- Exercise -
Would you reproduce every record exactly, leaving out the pictures?

- Material supplied -
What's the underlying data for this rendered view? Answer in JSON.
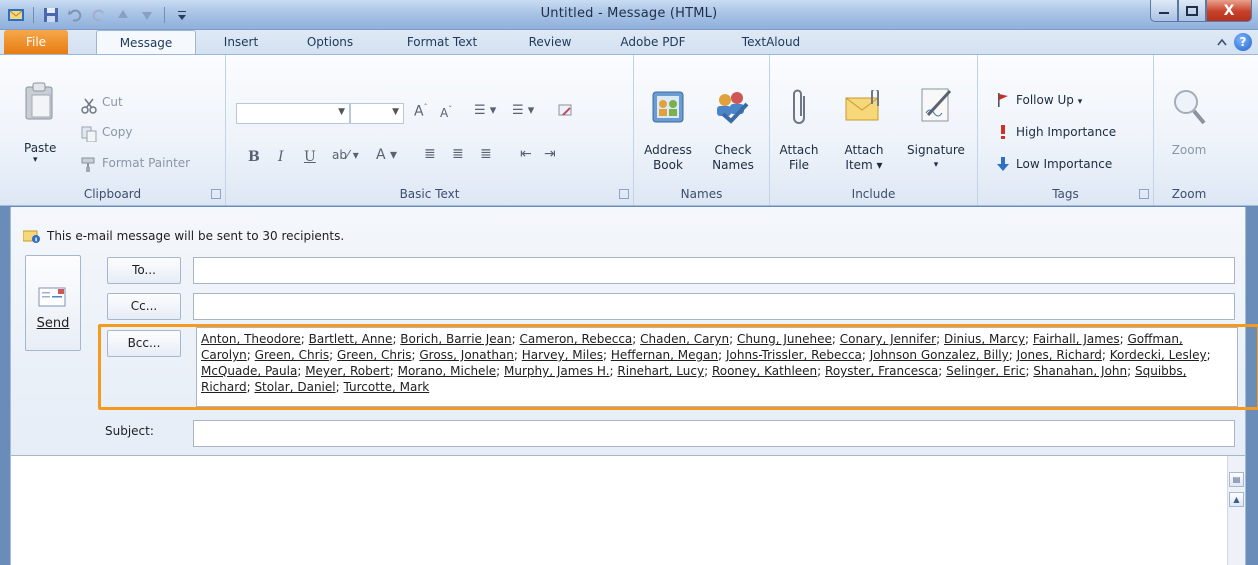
{
  "window": {
    "title": "Untitled - Message (HTML)",
    "close_glyph": "X"
  },
  "tabs": {
    "file": "File",
    "message": "Message",
    "insert": "Insert",
    "options": "Options",
    "format_text": "Format Text",
    "review": "Review",
    "adobe_pdf": "Adobe PDF",
    "textaloud": "TextAloud",
    "help_glyph": "?"
  },
  "ribbon": {
    "clipboard": {
      "label": "Clipboard",
      "paste": "Paste",
      "cut": "Cut",
      "copy": "Copy",
      "format_painter": "Format Painter"
    },
    "basic_text": {
      "label": "Basic Text"
    },
    "names": {
      "label": "Names",
      "address_book_1": "Address",
      "address_book_2": "Book",
      "check_names_1": "Check",
      "check_names_2": "Names"
    },
    "include": {
      "label": "Include",
      "attach_file_1": "Attach",
      "attach_file_2": "File",
      "attach_item_1": "Attach",
      "attach_item_2": "Item",
      "signature": "Signature"
    },
    "tags": {
      "label": "Tags",
      "follow_up": "Follow Up",
      "high_importance": "High Importance",
      "low_importance": "Low Importance"
    },
    "zoom": {
      "label": "Zoom",
      "zoom_btn": "Zoom"
    }
  },
  "compose": {
    "info": "This e-mail message will be sent to 30 recipients.",
    "send": "Send",
    "to_btn": "To...",
    "cc_btn": "Cc...",
    "bcc_btn": "Bcc...",
    "subject_label": "Subject:",
    "bcc_recipients": [
      "Anton, Theodore",
      "Bartlett, Anne",
      "Borich, Barrie Jean",
      "Cameron, Rebecca",
      "Chaden, Caryn",
      "Chung, Junehee",
      "Conary, Jennifer",
      "Dinius, Marcy",
      "Fairhall, James",
      "Goffman, Carolyn",
      "Green, Chris",
      "Green, Chris",
      "Gross, Jonathan",
      "Harvey, Miles",
      "Heffernan, Megan",
      "Johns-Trissler, Rebecca",
      "Johnson Gonzalez, Billy",
      "Jones, Richard",
      "Kordecki, Lesley",
      "McQuade, Paula",
      "Meyer, Robert",
      "Morano, Michele",
      "Murphy, James H.",
      "Rinehart, Lucy",
      "Rooney, Kathleen",
      "Royster, Francesca",
      "Selinger, Eric",
      "Shanahan, John",
      "Squibbs, Richard",
      "Stolar, Daniel",
      "Turcotte, Mark"
    ]
  },
  "colors": {
    "accent_orange": "#f39a1f",
    "file_tab": "#e77c13",
    "ribbon_blue": "#dde7f4"
  }
}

- Task answer -
What's the underlying data for this rendered view? Answer in JSON.
{
  "window": {
    "title": "Untitled - Message (HTML)",
    "close_glyph": "X"
  },
  "tabs": {
    "file": "File",
    "message": "Message",
    "insert": "Insert",
    "options": "Options",
    "format_text": "Format Text",
    "review": "Review",
    "adobe_pdf": "Adobe PDF",
    "textaloud": "TextAloud",
    "help_glyph": "?"
  },
  "ribbon": {
    "clipboard": {
      "label": "Clipboard",
      "paste": "Paste",
      "cut": "Cut",
      "copy": "Copy",
      "format_painter": "Format Painter"
    },
    "basic_text": {
      "label": "Basic Text"
    },
    "names": {
      "label": "Names",
      "address_book_1": "Address",
      "address_book_2": "Book",
      "check_names_1": "Check",
      "check_names_2": "Names"
    },
    "include": {
      "label": "Include",
      "attach_file_1": "Attach",
      "attach_file_2": "File",
      "attach_item_1": "Attach",
      "attach_item_2": "Item",
      "signature": "Signature"
    },
    "tags": {
      "label": "Tags",
      "follow_up": "Follow Up",
      "high_importance": "High Importance",
      "low_importance": "Low Importance"
    },
    "zoom": {
      "label": "Zoom",
      "zoom_btn": "Zoom"
    }
  },
  "compose": {
    "info": "This e-mail message will be sent to 30 recipients.",
    "send": "Send",
    "to_btn": "To...",
    "cc_btn": "Cc...",
    "bcc_btn": "Bcc...",
    "subject_label": "Subject:",
    "bcc_recipients": [
      "Anton, Theodore",
      "Bartlett, Anne",
      "Borich, Barrie Jean",
      "Cameron, Rebecca",
      "Chaden, Caryn",
      "Chung, Junehee",
      "Conary, Jennifer",
      "Dinius, Marcy",
      "Fairhall, James",
      "Goffman, Carolyn",
      "Green, Chris",
      "Green, Chris",
      "Gross, Jonathan",
      "Harvey, Miles",
      "Heffernan, Megan",
      "Johns-Trissler, Rebecca",
      "Johnson Gonzalez, Billy",
      "Jones, Richard",
      "Kordecki, Lesley",
      "McQuade, Paula",
      "Meyer, Robert",
      "Morano, Michele",
      "Murphy, James H.",
      "Rinehart, Lucy",
      "Rooney, Kathleen",
      "Royster, Francesca",
      "Selinger, Eric",
      "Shanahan, John",
      "Squibbs, Richard",
      "Stolar, Daniel",
      "Turcotte, Mark"
    ]
  },
  "colors": {
    "accent_orange": "#f39a1f",
    "file_tab": "#e77c13",
    "ribbon_blue": "#dde7f4"
  }
}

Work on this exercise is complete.